### Required action
Omit every picture and return the rest of the data unaltered.

### Data about app and page elements
■ ■ ■ ■
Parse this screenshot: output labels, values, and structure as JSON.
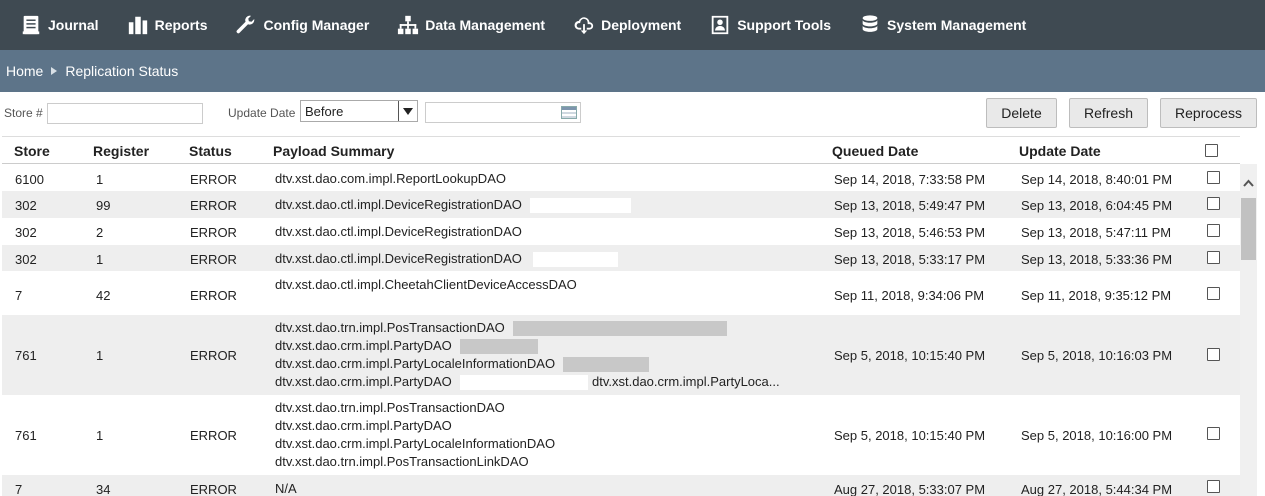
{
  "nav": {
    "items": [
      {
        "label": "Journal",
        "icon": "journal-icon"
      },
      {
        "label": "Reports",
        "icon": "bar-chart-icon"
      },
      {
        "label": "Config Manager",
        "icon": "wrench-icon"
      },
      {
        "label": "Data Management",
        "icon": "hierarchy-icon"
      },
      {
        "label": "Deployment",
        "icon": "cloud-download-icon"
      },
      {
        "label": "Support Tools",
        "icon": "support-icon"
      },
      {
        "label": "System Management",
        "icon": "database-icon"
      }
    ]
  },
  "breadcrumb": {
    "home": "Home",
    "current": "Replication Status"
  },
  "filters": {
    "store_label": "Store #",
    "store_value": "",
    "update_date_label": "Update Date",
    "update_date_mode": "Before",
    "update_date_value": ""
  },
  "actions": {
    "delete": "Delete",
    "refresh": "Refresh",
    "reprocess": "Reprocess"
  },
  "table": {
    "headers": {
      "store": "Store",
      "register": "Register",
      "status": "Status",
      "payload": "Payload Summary",
      "queued": "Queued Date",
      "update": "Update Date"
    },
    "rows": [
      {
        "store": "6100",
        "register": "1",
        "status": "ERROR",
        "payload": [
          "dtv.xst.dao.com.impl.ReportLookupDAO"
        ],
        "queued": "Sep 14, 2018, 7:33:58 PM",
        "update": "Sep 14, 2018, 8:40:01 PM"
      },
      {
        "store": "302",
        "register": "99",
        "status": "ERROR",
        "payload": [
          "dtv.xst.dao.ctl.impl.DeviceRegistrationDAO"
        ],
        "queued": "Sep 13, 2018, 5:49:47 PM",
        "update": "Sep 13, 2018, 6:04:45 PM"
      },
      {
        "store": "302",
        "register": "2",
        "status": "ERROR",
        "payload": [
          "dtv.xst.dao.ctl.impl.DeviceRegistrationDAO"
        ],
        "queued": "Sep 13, 2018, 5:46:53 PM",
        "update": "Sep 13, 2018, 5:47:11 PM"
      },
      {
        "store": "302",
        "register": "1",
        "status": "ERROR",
        "payload": [
          "dtv.xst.dao.ctl.impl.DeviceRegistrationDAO"
        ],
        "queued": "Sep 13, 2018, 5:33:17 PM",
        "update": "Sep 13, 2018, 5:33:36 PM"
      },
      {
        "store": "7",
        "register": "42",
        "status": "ERROR",
        "payload": [
          "dtv.xst.dao.ctl.impl.CheetahClientDeviceAccessDAO"
        ],
        "queued": "Sep 11, 2018, 9:34:06 PM",
        "update": "Sep 11, 2018, 9:35:12 PM"
      },
      {
        "store": "761",
        "register": "1",
        "status": "ERROR",
        "payload": [
          "dtv.xst.dao.trn.impl.PosTransactionDAO",
          "dtv.xst.dao.crm.impl.PartyDAO",
          "dtv.xst.dao.crm.impl.PartyLocaleInformationDAO",
          "dtv.xst.dao.crm.impl.PartyDAO"
        ],
        "payload_tail": "dtv.xst.dao.crm.impl.PartyLoca...",
        "queued": "Sep 5, 2018, 10:15:40 PM",
        "update": "Sep 5, 2018, 10:16:03 PM"
      },
      {
        "store": "761",
        "register": "1",
        "status": "ERROR",
        "payload": [
          "dtv.xst.dao.trn.impl.PosTransactionDAO",
          "dtv.xst.dao.crm.impl.PartyDAO",
          "dtv.xst.dao.crm.impl.PartyLocaleInformationDAO",
          "dtv.xst.dao.trn.impl.PosTransactionLinkDAO"
        ],
        "queued": "Sep 5, 2018, 10:15:40 PM",
        "update": "Sep 5, 2018, 10:16:00 PM"
      },
      {
        "store": "7",
        "register": "34",
        "status": "ERROR",
        "payload": [
          "N/A"
        ],
        "queued": "Aug 27, 2018, 5:33:07 PM",
        "update": "Aug 27, 2018, 5:44:34 PM"
      }
    ]
  }
}
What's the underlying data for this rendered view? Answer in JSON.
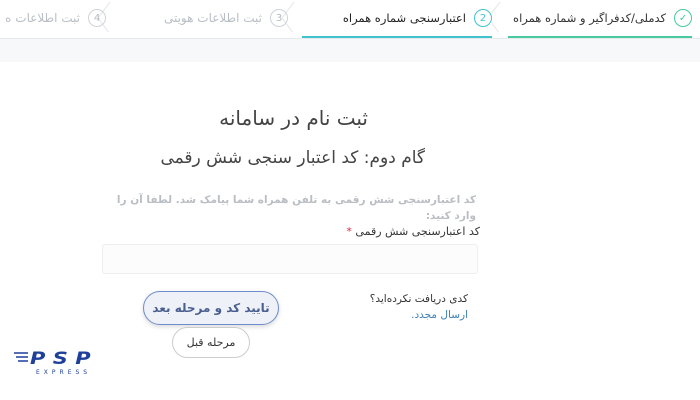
{
  "steps": [
    {
      "label": "کدملی/کدفراگیر و شماره همراه",
      "status": "done",
      "icon": "check-icon"
    },
    {
      "label": "اعتبارسنجی شماره همراه",
      "number": "2",
      "status": "active"
    },
    {
      "label": "ثبت اطلاعات هویتی",
      "number": "3",
      "status": "pending"
    },
    {
      "label": "ثبت اطلاعات ه",
      "number": "4",
      "status": "pending"
    }
  ],
  "form": {
    "title": "ثبت نام در سامانه",
    "subtitle": "گام دوم: کد اعتبار سنجی شش رقمی",
    "info": "کد اعتبارسنجی شش رقمی به تلفن همراه شما پیامک شد. لطفا آن را وارد کنید:",
    "code_label": "کد اعتبارسنجی شش رقمی",
    "required_mark": "*",
    "code_value": "",
    "resend_text": "کدی دریافت نکرده‌اید؟",
    "resend_link": "ارسال مجدد.",
    "confirm_button": "تایید کد و مرحله بعد",
    "back_button": "مرحله قبل"
  },
  "logo": {
    "text": "PSP",
    "subtext": "EXPRESS"
  },
  "colors": {
    "done": "#48c9a0",
    "active": "#3fc4cf",
    "pending": "#cfd3d8",
    "primary_border": "#6f8ccc",
    "link": "#3b7fb5",
    "logo": "#1e3f9a"
  }
}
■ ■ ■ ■
### Solution to this problem
Parse this screenshot: output labels, values, and structure as JSON.
{
  "nav": {
    "items": [
      {
        "label": "Journal",
        "icon": "journal-icon"
      },
      {
        "label": "Reports",
        "icon": "bar-chart-icon"
      },
      {
        "label": "Config Manager",
        "icon": "wrench-icon"
      },
      {
        "label": "Data Management",
        "icon": "hierarchy-icon"
      },
      {
        "label": "Deployment",
        "icon": "cloud-download-icon"
      },
      {
        "label": "Support Tools",
        "icon": "support-icon"
      },
      {
        "label": "System Management",
        "icon": "database-icon"
      }
    ]
  },
  "breadcrumb": {
    "home": "Home",
    "current": "Replication Status"
  },
  "filters": {
    "store_label": "Store #",
    "store_value": "",
    "update_date_label": "Update Date",
    "update_date_mode": "Before",
    "update_date_value": ""
  },
  "actions": {
    "delete": "Delete",
    "refresh": "Refresh",
    "reprocess": "Reprocess"
  },
  "table": {
    "headers": {
      "store": "Store",
      "register": "Register",
      "status": "Status",
      "payload": "Payload Summary",
      "queued": "Queued Date",
      "update": "Update Date"
    },
    "rows": [
      {
        "store": "6100",
        "register": "1",
        "status": "ERROR",
        "payload": [
          "dtv.xst.dao.com.impl.ReportLookupDAO"
        ],
        "queued": "Sep 14, 2018, 7:33:58 PM",
        "update": "Sep 14, 2018, 8:40:01 PM"
      },
      {
        "store": "302",
        "register": "99",
        "status": "ERROR",
        "payload": [
          "dtv.xst.dao.ctl.impl.DeviceRegistrationDAO"
        ],
        "queued": "Sep 13, 2018, 5:49:47 PM",
        "update": "Sep 13, 2018, 6:04:45 PM"
      },
      {
        "store": "302",
        "register": "2",
        "status": "ERROR",
        "payload": [
          "dtv.xst.dao.ctl.impl.DeviceRegistrationDAO"
        ],
        "queued": "Sep 13, 2018, 5:46:53 PM",
        "update": "Sep 13, 2018, 5:47:11 PM"
      },
      {
        "store": "302",
        "register": "1",
        "status": "ERROR",
        "payload": [
          "dtv.xst.dao.ctl.impl.DeviceRegistrationDAO"
        ],
        "queued": "Sep 13, 2018, 5:33:17 PM",
        "update": "Sep 13, 2018, 5:33:36 PM"
      },
      {
        "store": "7",
        "register": "42",
        "status": "ERROR",
        "payload": [
          "dtv.xst.dao.ctl.impl.CheetahClientDeviceAccessDAO"
        ],
        "queued": "Sep 11, 2018, 9:34:06 PM",
        "update": "Sep 11, 2018, 9:35:12 PM"
      },
      {
        "store": "761",
        "register": "1",
        "status": "ERROR",
        "payload": [
          "dtv.xst.dao.trn.impl.PosTransactionDAO",
          "dtv.xst.dao.crm.impl.PartyDAO",
          "dtv.xst.dao.crm.impl.PartyLocaleInformationDAO",
          "dtv.xst.dao.crm.impl.PartyDAO"
        ],
        "payload_tail": "dtv.xst.dao.crm.impl.PartyLoca...",
        "queued": "Sep 5, 2018, 10:15:40 PM",
        "update": "Sep 5, 2018, 10:16:03 PM"
      },
      {
        "store": "761",
        "register": "1",
        "status": "ERROR",
        "payload": [
          "dtv.xst.dao.trn.impl.PosTransactionDAO",
          "dtv.xst.dao.crm.impl.PartyDAO",
          "dtv.xst.dao.crm.impl.PartyLocaleInformationDAO",
          "dtv.xst.dao.trn.impl.PosTransactionLinkDAO"
        ],
        "queued": "Sep 5, 2018, 10:15:40 PM",
        "update": "Sep 5, 2018, 10:16:00 PM"
      },
      {
        "store": "7",
        "register": "34",
        "status": "ERROR",
        "payload": [
          "N/A"
        ],
        "queued": "Aug 27, 2018, 5:33:07 PM",
        "update": "Aug 27, 2018, 5:44:34 PM"
      }
    ]
  }
}
What's the underlying data for this rendered view? Answer in JSON.
{
  "steps": [
    {
      "label": "کدملی/کدفراگیر و شماره همراه",
      "status": "done",
      "icon": "check-icon"
    },
    {
      "label": "اعتبارسنجی شماره همراه",
      "number": "2",
      "status": "active"
    },
    {
      "label": "ثبت اطلاعات هویتی",
      "number": "3",
      "status": "pending"
    },
    {
      "label": "ثبت اطلاعات ه",
      "number": "4",
      "status": "pending"
    }
  ],
  "form": {
    "title": "ثبت نام در سامانه",
    "subtitle": "گام دوم: کد اعتبار سنجی شش رقمی",
    "info": "کد اعتبارسنجی شش رقمی به تلفن همراه شما پیامک شد. لطفا آن را وارد کنید:",
    "code_label": "کد اعتبارسنجی شش رقمی",
    "required_mark": "*",
    "code_value": "",
    "resend_text": "کدی دریافت نکرده‌اید؟",
    "resend_link": "ارسال مجدد.",
    "confirm_button": "تایید کد و مرحله بعد",
    "back_button": "مرحله قبل"
  },
  "logo": {
    "text": "PSP",
    "subtext": "EXPRESS"
  },
  "colors": {
    "done": "#48c9a0",
    "active": "#3fc4cf",
    "pending": "#cfd3d8",
    "primary_border": "#6f8ccc",
    "link": "#3b7fb5",
    "logo": "#1e3f9a"
  }
}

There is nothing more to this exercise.